Revisiting The Merit Of Matthew Stafford's Contract Extension
By Scott McMahon
When the Lions sat at 5-3 in early November, I wrote an article titled, “Has Matthew Stafford Earned His Contract Extension,” in which I compared Stafford’s three-year, $53 million contract extension to the other five NFL quarterbacks whose contracts have a greater per year value. I argued that while Stafford does not have the playoff and Super Bowl success of guys like Aaron Rodgers and Peyton Manning, Stafford has earned his extension in the Lions standards.
How so? Well, Stafford has been a consistent presence under center for the Lions since he debuted in 2009 (outside of an injury-plagued 2010). Prior to Stafford’s arrival, the Lions had used nine quarterbacks in the 10 years since its last playoff appearance in 1999.
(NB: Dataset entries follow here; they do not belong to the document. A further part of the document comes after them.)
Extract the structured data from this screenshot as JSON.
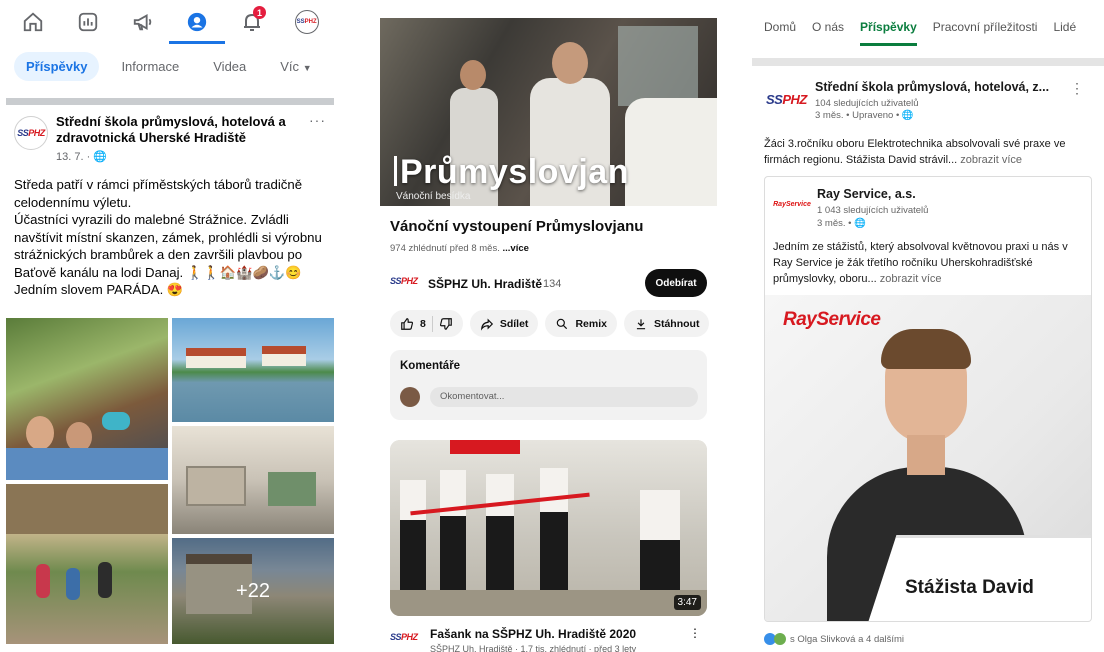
{
  "facebook": {
    "tabs": [
      "home",
      "dashboard",
      "megaphone",
      "profile",
      "notifications",
      "page-avatar"
    ],
    "notification_badge": "1",
    "subtabs": [
      {
        "label": "Příspěvky",
        "active": true
      },
      {
        "label": "Informace",
        "active": false
      },
      {
        "label": "Videa",
        "active": false
      },
      {
        "label": "Víc",
        "active": false
      }
    ],
    "post": {
      "page_name": "Střední škola průmyslová, hotelová a zdravotnická Uherské Hradiště",
      "date": "13. 7. · ",
      "more": "···",
      "paragraphs": [
        "Středa patří v rámci příměstských táborů tradičně celodennímu výletu.",
        "Účastníci vyrazili do malebné Strážnice. Zvládli navštívit místní skanzen, zámek, prohlédli si výrobnu strážnických brambůrek a den završili plavbou po Baťově kanálu na lodi Danaj. 🚶🚶🏠🏰🥔⚓😊",
        "Jedním slovem PARÁDA. 😍"
      ],
      "more_photos": "+22"
    },
    "colors": {
      "accent": "#1b74e4",
      "badge": "#e41e3f"
    }
  },
  "youtube": {
    "hero_title": "Průmyslovjan",
    "hero_subtitle": "Vánoční besídka",
    "video_title": "Vánoční vystoupení Průmyslovjanu",
    "video_meta": "974 zhlédnutí  před 8 měs.",
    "video_meta_more": "...více",
    "channel_name": "SŠPHZ Uh. Hradiště",
    "channel_subs": "134",
    "subscribe_label": "Odebírat",
    "actions": {
      "likes": "8",
      "share": "Sdílet",
      "remix": "Remix",
      "download": "Stáhnout"
    },
    "comments_title": "Komentáře",
    "comment_placeholder": "Okomentovat...",
    "video2": {
      "duration": "3:47",
      "title": "Fašank na SŠPHZ Uh. Hradiště 2020",
      "meta": "SŠPHZ Uh. Hradiště · 1,7 tis. zhlédnutí · před 3 lety",
      "more": "⋮"
    },
    "colors": {
      "subscribe_bg": "#0f0f0f"
    }
  },
  "linkedin": {
    "tabs": [
      {
        "label": "Domů",
        "active": false
      },
      {
        "label": "O nás",
        "active": false
      },
      {
        "label": "Příspěvky",
        "active": true
      },
      {
        "label": "Pracovní příležitosti",
        "active": false
      },
      {
        "label": "Lidé",
        "active": false
      }
    ],
    "post": {
      "company": "Střední škola průmyslová, hotelová, z...",
      "followers": "104 sledujících uživatelů",
      "time": "3 měs. • Upraveno • ",
      "text": "Žáci 3.ročníku oboru Elektrotechnika absolvovali své praxe ve firmách regionu. Stážista David strávil...",
      "more": " zobrazit více",
      "dots": "⋮"
    },
    "shared": {
      "logo_text": "RayService",
      "company": "Ray Service, a.s.",
      "followers": "1 043 sledujících uživatelů",
      "time": "3 měs. • ",
      "text": "Jedním ze stážistů, který absolvoval květnovou praxi u nás v Ray Service je žák třetího ročníku Uherskohradišťské průmyslovky, oboru...",
      "more": " zobrazit více",
      "image_logo": "RayService",
      "image_caption": "Stážista David"
    },
    "reactions": "s Olga Slivková a 4 dalšími",
    "colors": {
      "accent": "#0a7d3e"
    }
  },
  "logo": {
    "ss": "SS",
    "phz": "PHZ"
  }
}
Secondly, Stafford knows how to throw the football. The 2013 campaign marked his third straight season of more than 4,500 passing yards and 20 touchdowns, which is hard to argue against.
Thirdly, and most importantly, Stafford led the Lions to the playoffs. For the Lions organization—a team that drafted Stafford after the first 0-16 season in NFL history—making the playoffs just three years later is extraordinary.
Those three criteria still apply and are important to consider when assessing Stafford’s contract situation from the Lions perspective. So then why am I revisiting that article? This sentence:
“But most of all, Stafford’s presence has let GM Martin Mayhew focus on addressing other needs of the team…”
When the Lions entered their bye week with the best chance of any NFC North team of claiming the division, this was true. Stafford was set, there wasn’t much to worry about—his record against winning teams was lacking, but that could easily change with the right personnel. The focus could shift toward the secondary and bolstering an already strong offensive line.
Then, it all fell apart. Head coach Jim Schwartz and offensive coordinator Scott Linehan were fired, and suddenly, the entire focus of the Lions’ offseason turned toward fixing the one thing the front office didn’t think would need fixing: Matthew Stafford.
Mayhew’s coaching hires this offseason have been almost entirely aimed toward Stafford’s development. Jim Caldwell’s background includes Peyton Manning and Joe Flacco, Joe Lombardi’s includes Drew Brees, and new quarterbacks coach Jim Bob Cooter’s resume includes work as an offensive assistant to Manning’s Broncos. The front office has surrounded Stafford with an entourage of coaches picked mostly—in my opinion—due to the fact that they have worked with the likes of Manning, Brees, and Flacco. All three are unproven in their roles, and only Caldwell has actually held his current position in the past.
Mayhew and the rest of the Lions front office took a gamble on Stafford last year in extending his contract, thinking that they had their winning quarterback and could simply fill the rest of the cupboard around him. The fact that they are now welcoming three new quarterback-heavy coaches to the staff cannot be reassuring to Mayhew and his staff.
I’ll ask the question again: has Stafford earned his extension?
For the reasons above, yes he has—in the context of the Detroit Lions organization. However, it’s not as black-and-white as it was in November. His dismal second half of the 2013 season, combined with the Lions’ failure to ultimately lock down an easy division title, was a tremendous step backward for Stafford. Add in a complete 180 of Mayhew’s priority list and the extension has me more and more nervous every day.
The 2014 season, and Stafford’s reaction to the new coaches and offense, will say a lot about the quarterback’s ability to lead a playoff-caliber team. I’m still cautiously optimistic that the deal will end up being a positive for the Lions, but the bust potential is certainly an elephant in the room entering next season.